TASK TO COMPLETE:
Every line holding the string "Дата" should be copied out of the listing.

DATA SUPPLIED:

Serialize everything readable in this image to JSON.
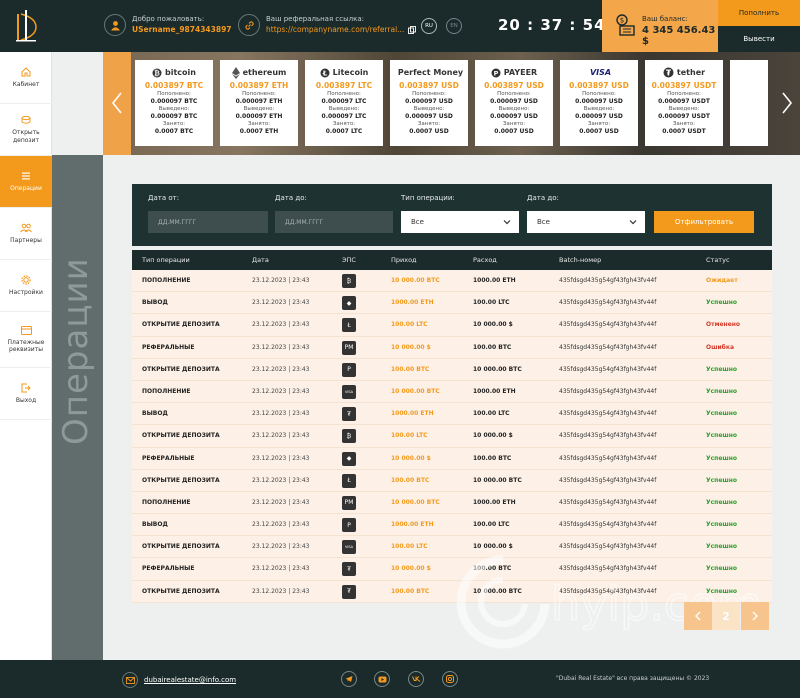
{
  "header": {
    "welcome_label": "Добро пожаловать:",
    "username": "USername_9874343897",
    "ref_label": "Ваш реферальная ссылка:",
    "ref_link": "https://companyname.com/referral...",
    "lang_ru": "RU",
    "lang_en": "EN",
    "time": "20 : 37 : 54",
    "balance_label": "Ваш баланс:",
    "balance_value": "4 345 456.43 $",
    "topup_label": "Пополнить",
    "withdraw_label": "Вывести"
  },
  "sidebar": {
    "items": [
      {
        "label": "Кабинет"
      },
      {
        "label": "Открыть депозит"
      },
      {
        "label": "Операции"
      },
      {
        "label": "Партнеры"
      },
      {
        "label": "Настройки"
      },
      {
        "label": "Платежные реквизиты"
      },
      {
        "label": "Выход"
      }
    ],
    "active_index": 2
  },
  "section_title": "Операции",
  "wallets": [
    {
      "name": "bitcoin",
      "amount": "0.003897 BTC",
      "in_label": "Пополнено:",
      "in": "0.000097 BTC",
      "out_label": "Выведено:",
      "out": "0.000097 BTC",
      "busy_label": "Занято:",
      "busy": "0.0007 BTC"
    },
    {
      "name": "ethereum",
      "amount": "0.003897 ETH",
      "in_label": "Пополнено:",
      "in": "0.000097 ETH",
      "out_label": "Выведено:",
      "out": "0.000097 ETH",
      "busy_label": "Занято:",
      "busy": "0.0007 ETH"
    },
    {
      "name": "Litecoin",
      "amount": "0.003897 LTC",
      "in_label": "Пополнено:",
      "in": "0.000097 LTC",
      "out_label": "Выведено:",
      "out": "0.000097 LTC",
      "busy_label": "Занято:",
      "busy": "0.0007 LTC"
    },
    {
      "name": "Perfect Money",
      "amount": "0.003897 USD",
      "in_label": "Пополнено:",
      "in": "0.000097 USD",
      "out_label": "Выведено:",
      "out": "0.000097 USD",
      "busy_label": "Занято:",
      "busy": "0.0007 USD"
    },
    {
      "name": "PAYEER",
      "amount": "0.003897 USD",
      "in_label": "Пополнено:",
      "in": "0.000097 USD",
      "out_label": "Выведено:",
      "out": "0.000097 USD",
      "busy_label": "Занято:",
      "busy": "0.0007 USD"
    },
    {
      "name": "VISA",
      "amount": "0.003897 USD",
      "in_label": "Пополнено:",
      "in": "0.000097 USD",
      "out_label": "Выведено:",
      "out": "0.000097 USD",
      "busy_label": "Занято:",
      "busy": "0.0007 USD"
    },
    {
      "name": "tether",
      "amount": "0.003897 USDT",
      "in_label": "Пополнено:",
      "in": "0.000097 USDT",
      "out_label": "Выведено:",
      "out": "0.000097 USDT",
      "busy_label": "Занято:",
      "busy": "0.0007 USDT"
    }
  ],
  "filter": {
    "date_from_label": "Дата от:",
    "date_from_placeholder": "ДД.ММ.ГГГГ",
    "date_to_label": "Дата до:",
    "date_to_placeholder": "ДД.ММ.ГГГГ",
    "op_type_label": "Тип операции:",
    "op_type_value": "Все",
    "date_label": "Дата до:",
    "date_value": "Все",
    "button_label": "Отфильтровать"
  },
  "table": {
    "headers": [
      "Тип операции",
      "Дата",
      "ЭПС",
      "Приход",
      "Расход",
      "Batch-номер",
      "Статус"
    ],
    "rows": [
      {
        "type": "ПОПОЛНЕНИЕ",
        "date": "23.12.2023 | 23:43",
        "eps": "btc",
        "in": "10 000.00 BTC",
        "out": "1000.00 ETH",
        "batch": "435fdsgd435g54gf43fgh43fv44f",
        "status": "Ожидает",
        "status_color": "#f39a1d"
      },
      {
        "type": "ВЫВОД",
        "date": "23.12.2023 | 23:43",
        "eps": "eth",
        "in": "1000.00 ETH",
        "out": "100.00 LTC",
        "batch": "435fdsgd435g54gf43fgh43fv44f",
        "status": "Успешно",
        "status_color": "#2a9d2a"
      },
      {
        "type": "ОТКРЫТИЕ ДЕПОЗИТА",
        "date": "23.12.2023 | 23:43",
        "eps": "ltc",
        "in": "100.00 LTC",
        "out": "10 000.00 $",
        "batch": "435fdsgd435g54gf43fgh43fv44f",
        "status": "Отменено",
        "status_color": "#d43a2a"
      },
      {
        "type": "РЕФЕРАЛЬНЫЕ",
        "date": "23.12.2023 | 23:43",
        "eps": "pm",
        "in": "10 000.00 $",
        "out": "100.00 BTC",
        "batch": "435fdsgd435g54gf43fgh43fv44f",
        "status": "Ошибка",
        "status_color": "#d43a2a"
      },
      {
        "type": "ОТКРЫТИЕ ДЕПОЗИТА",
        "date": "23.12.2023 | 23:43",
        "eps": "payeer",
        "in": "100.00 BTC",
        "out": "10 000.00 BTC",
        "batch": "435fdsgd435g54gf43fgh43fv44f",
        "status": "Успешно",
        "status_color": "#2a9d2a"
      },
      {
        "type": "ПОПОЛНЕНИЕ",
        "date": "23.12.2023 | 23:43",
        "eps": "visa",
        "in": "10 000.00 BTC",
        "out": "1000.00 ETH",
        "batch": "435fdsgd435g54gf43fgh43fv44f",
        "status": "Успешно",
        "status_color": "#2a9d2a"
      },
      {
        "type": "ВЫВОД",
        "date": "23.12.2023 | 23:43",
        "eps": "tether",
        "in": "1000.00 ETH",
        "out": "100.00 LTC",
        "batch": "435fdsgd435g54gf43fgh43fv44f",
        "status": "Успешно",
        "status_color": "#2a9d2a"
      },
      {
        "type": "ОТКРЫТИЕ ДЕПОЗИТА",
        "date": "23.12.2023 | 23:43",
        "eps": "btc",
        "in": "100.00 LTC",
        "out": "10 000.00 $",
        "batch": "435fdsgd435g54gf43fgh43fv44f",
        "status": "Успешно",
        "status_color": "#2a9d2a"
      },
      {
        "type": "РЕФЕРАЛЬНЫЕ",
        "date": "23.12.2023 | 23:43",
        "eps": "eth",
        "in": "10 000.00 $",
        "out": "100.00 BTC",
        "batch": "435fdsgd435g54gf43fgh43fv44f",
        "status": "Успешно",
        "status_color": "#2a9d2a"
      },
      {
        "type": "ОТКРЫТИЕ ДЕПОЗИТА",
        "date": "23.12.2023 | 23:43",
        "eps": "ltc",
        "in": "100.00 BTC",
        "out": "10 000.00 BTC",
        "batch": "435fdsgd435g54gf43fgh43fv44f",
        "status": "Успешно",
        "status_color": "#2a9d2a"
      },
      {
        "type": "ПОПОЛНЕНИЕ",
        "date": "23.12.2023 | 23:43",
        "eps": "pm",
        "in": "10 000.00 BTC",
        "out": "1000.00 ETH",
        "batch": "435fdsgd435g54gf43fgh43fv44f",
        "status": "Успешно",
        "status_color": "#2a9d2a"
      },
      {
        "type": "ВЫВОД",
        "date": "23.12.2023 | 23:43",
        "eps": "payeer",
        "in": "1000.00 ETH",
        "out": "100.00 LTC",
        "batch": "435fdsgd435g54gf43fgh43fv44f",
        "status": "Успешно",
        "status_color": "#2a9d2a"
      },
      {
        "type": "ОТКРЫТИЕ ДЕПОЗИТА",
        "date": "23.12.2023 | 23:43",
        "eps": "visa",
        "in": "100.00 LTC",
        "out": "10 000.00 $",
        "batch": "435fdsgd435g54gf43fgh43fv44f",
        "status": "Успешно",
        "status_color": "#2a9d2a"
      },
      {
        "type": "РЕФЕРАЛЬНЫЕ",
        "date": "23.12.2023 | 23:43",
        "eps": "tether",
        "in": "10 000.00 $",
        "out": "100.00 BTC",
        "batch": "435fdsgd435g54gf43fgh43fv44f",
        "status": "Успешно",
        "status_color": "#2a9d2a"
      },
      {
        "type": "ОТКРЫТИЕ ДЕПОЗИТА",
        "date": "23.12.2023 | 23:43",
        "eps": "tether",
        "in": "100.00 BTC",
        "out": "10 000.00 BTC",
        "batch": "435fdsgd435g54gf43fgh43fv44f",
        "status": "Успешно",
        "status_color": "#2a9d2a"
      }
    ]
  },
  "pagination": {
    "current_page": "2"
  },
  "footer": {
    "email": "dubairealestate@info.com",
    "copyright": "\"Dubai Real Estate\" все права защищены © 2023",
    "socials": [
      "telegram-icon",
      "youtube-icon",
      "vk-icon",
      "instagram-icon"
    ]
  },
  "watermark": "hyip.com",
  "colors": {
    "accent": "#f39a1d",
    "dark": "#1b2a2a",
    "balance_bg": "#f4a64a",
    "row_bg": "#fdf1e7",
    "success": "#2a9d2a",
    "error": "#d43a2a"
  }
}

OUTPUT BELOW:
    "date_from_label": "Дата от:",
    "date_to_label": "Дата до:",
    "date_label": "Дата до:",
      "Дата",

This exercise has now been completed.